_TASK OBJECTIVE_. Restate every record exactly, with nothing skipped.

_RECORDS FOR THE EXERCISE_.
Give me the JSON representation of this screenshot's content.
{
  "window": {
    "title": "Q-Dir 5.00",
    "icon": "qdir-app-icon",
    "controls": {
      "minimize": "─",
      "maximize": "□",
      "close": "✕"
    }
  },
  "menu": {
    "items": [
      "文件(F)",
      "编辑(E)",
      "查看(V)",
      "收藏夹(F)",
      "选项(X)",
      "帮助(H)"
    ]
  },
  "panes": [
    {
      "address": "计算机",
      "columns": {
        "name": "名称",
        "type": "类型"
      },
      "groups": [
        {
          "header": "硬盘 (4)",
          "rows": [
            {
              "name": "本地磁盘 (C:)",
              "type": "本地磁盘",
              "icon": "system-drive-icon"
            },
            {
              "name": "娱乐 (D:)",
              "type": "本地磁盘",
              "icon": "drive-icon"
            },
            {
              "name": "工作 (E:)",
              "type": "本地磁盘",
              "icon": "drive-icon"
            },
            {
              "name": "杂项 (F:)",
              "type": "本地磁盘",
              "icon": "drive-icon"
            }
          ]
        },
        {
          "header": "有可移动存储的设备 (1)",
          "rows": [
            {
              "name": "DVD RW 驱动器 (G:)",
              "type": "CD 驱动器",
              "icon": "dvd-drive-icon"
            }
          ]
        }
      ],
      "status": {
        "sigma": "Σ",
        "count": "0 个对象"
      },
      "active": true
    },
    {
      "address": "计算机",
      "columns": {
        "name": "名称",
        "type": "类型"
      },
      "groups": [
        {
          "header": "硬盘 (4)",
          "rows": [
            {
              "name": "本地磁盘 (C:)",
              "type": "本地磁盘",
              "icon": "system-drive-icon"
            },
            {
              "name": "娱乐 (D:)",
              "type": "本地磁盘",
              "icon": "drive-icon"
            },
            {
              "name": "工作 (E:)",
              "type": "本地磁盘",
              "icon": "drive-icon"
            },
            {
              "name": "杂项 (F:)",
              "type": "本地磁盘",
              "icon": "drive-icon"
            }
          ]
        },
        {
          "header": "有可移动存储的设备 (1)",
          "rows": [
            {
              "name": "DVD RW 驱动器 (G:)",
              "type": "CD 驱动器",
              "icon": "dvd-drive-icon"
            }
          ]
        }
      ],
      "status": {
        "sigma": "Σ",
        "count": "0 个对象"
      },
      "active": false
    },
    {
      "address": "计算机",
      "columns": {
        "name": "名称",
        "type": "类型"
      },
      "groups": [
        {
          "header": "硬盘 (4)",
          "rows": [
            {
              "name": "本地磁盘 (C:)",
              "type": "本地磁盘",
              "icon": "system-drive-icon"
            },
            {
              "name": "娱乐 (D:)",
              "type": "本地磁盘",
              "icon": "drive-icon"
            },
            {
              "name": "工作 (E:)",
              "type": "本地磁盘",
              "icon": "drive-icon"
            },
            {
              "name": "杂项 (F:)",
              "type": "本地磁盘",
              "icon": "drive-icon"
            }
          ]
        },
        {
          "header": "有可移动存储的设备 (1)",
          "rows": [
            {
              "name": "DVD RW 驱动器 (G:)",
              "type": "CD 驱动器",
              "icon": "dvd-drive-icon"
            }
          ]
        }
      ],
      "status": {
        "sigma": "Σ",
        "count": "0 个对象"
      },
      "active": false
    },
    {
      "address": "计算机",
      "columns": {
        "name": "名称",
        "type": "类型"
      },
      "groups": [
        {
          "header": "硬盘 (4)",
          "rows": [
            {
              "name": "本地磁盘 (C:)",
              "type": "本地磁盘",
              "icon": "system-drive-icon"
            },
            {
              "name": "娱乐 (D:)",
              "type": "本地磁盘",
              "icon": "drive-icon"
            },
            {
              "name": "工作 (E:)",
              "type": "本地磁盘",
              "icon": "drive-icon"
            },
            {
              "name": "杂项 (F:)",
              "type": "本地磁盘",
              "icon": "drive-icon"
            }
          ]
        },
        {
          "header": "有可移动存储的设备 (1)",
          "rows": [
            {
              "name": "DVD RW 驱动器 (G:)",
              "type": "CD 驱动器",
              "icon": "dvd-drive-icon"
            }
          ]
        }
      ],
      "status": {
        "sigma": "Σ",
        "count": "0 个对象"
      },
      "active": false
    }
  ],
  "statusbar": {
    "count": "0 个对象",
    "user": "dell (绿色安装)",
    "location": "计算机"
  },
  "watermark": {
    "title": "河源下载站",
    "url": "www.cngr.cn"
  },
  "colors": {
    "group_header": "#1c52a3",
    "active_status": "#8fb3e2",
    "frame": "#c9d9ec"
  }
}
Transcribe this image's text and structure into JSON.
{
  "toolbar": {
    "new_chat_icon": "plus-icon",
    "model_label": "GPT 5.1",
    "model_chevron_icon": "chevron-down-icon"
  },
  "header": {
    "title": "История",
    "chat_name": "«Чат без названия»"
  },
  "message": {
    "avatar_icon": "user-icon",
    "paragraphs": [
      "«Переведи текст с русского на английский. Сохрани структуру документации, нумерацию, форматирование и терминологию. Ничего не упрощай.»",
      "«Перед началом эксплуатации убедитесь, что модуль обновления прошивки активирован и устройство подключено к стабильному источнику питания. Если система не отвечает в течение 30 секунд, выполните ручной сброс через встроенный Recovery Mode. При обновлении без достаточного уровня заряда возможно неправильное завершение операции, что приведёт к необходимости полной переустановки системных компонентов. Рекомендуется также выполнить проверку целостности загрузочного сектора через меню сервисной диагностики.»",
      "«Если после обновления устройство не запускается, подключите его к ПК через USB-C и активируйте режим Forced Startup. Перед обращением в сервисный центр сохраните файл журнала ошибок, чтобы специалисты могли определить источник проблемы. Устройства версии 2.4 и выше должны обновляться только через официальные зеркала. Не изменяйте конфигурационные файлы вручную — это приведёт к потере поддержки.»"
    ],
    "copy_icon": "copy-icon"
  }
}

_EXERCISE OUTPUT_.
Give me the JSON representation of this screenshot's content.
{
  "window": {
    "title": "Q-Dir 5.00",
    "icon": "qdir-app-icon",
    "controls": {
      "minimize": "─",
      "maximize": "□",
      "close": "✕"
    }
  },
  "menu": {
    "items": [
      "文件(F)",
      "编辑(E)",
      "查看(V)",
      "收藏夹(F)",
      "选项(X)",
      "帮助(H)"
    ]
  },
  "panes": [
    {
      "address": "计算机",
      "columns": {
        "name": "名称",
        "type": "类型"
      },
      "groups": [
        {
          "header": "硬盘 (4)",
          "rows": [
            {
              "name": "本地磁盘 (C:)",
              "type": "本地磁盘",
              "icon": "system-drive-icon"
            },
            {
              "name": "娱乐 (D:)",
              "type": "本地磁盘",
              "icon": "drive-icon"
            },
            {
              "name": "工作 (E:)",
              "type": "本地磁盘",
              "icon": "drive-icon"
            },
            {
              "name": "杂项 (F:)",
              "type": "本地磁盘",
              "icon": "drive-icon"
            }
          ]
        },
        {
          "header": "有可移动存储的设备 (1)",
          "rows": [
            {
              "name": "DVD RW 驱动器 (G:)",
              "type": "CD 驱动器",
              "icon": "dvd-drive-icon"
            }
          ]
        }
      ],
      "status": {
        "sigma": "Σ",
        "count": "0 个对象"
      },
      "active": true
    },
    {
      "address": "计算机",
      "columns": {
        "name": "名称",
        "type": "类型"
      },
      "groups": [
        {
          "header": "硬盘 (4)",
          "rows": [
            {
              "name": "本地磁盘 (C:)",
              "type": "本地磁盘",
              "icon": "system-drive-icon"
            },
            {
              "name": "娱乐 (D:)",
              "type": "本地磁盘",
              "icon": "drive-icon"
            },
            {
              "name": "工作 (E:)",
              "type": "本地磁盘",
              "icon": "drive-icon"
            },
            {
              "name": "杂项 (F:)",
              "type": "本地磁盘",
              "icon": "drive-icon"
            }
          ]
        },
        {
          "header": "有可移动存储的设备 (1)",
          "rows": [
            {
              "name": "DVD RW 驱动器 (G:)",
              "type": "CD 驱动器",
              "icon": "dvd-drive-icon"
            }
          ]
        }
      ],
      "status": {
        "sigma": "Σ",
        "count": "0 个对象"
      },
      "active": false
    },
    {
      "address": "计算机",
      "columns": {
        "name": "名称",
        "type": "类型"
      },
      "groups": [
        {
          "header": "硬盘 (4)",
          "rows": [
            {
              "name": "本地磁盘 (C:)",
              "type": "本地磁盘",
              "icon": "system-drive-icon"
            },
            {
              "name": "娱乐 (D:)",
              "type": "本地磁盘",
              "icon": "drive-icon"
            },
            {
              "name": "工作 (E:)",
              "type": "本地磁盘",
              "icon": "drive-icon"
            },
            {
              "name": "杂项 (F:)",
              "type": "本地磁盘",
              "icon": "drive-icon"
            }
          ]
        },
        {
          "header": "有可移动存储的设备 (1)",
          "rows": [
            {
              "name": "DVD RW 驱动器 (G:)",
              "type": "CD 驱动器",
              "icon": "dvd-drive-icon"
            }
          ]
        }
      ],
      "status": {
        "sigma": "Σ",
        "count": "0 个对象"
      },
      "active": false
    },
    {
      "address": "计算机",
      "columns": {
        "name": "名称",
        "type": "类型"
      },
      "groups": [
        {
          "header": "硬盘 (4)",
          "rows": [
            {
              "name": "本地磁盘 (C:)",
              "type": "本地磁盘",
              "icon": "system-drive-icon"
            },
            {
              "name": "娱乐 (D:)",
              "type": "本地磁盘",
              "icon": "drive-icon"
            },
            {
              "name": "工作 (E:)",
              "type": "本地磁盘",
              "icon": "drive-icon"
            },
            {
              "name": "杂项 (F:)",
              "type": "本地磁盘",
              "icon": "drive-icon"
            }
          ]
        },
        {
          "header": "有可移动存储的设备 (1)",
          "rows": [
            {
              "name": "DVD RW 驱动器 (G:)",
              "type": "CD 驱动器",
              "icon": "dvd-drive-icon"
            }
          ]
        }
      ],
      "status": {
        "sigma": "Σ",
        "count": "0 个对象"
      },
      "active": false
    }
  ],
  "statusbar": {
    "count": "0 个对象",
    "user": "dell (绿色安装)",
    "location": "计算机"
  },
  "watermark": {
    "title": "河源下载站",
    "url": "www.cngr.cn"
  },
  "colors": {
    "group_header": "#1c52a3",
    "active_status": "#8fb3e2",
    "frame": "#c9d9ec"
  }
}
Transcribe this image's text and structure into JSON.
{
  "toolbar": {
    "new_chat_icon": "plus-icon",
    "model_label": "GPT 5.1",
    "model_chevron_icon": "chevron-down-icon"
  },
  "header": {
    "title": "История",
    "chat_name": "«Чат без названия»"
  },
  "message": {
    "avatar_icon": "user-icon",
    "paragraphs": [
      "«Переведи текст с русского на английский. Сохрани структуру документации, нумерацию, форматирование и терминологию. Ничего не упрощай.»",
      "«Перед началом эксплуатации убедитесь, что модуль обновления прошивки активирован и устройство подключено к стабильному источнику питания. Если система не отвечает в течение 30 секунд, выполните ручной сброс через встроенный Recovery Mode. При обновлении без достаточного уровня заряда возможно неправильное завершение операции, что приведёт к необходимости полной переустановки системных компонентов. Рекомендуется также выполнить проверку целостности загрузочного сектора через меню сервисной диагностики.»",
      "«Если после обновления устройство не запускается, подключите его к ПК через USB-C и активируйте режим Forced Startup. Перед обращением в сервисный центр сохраните файл журнала ошибок, чтобы специалисты могли определить источник проблемы. Устройства версии 2.4 и выше должны обновляться только через официальные зеркала. Не изменяйте конфигурационные файлы вручную — это приведёт к потере поддержки.»"
    ],
    "copy_icon": "copy-icon"
  }
}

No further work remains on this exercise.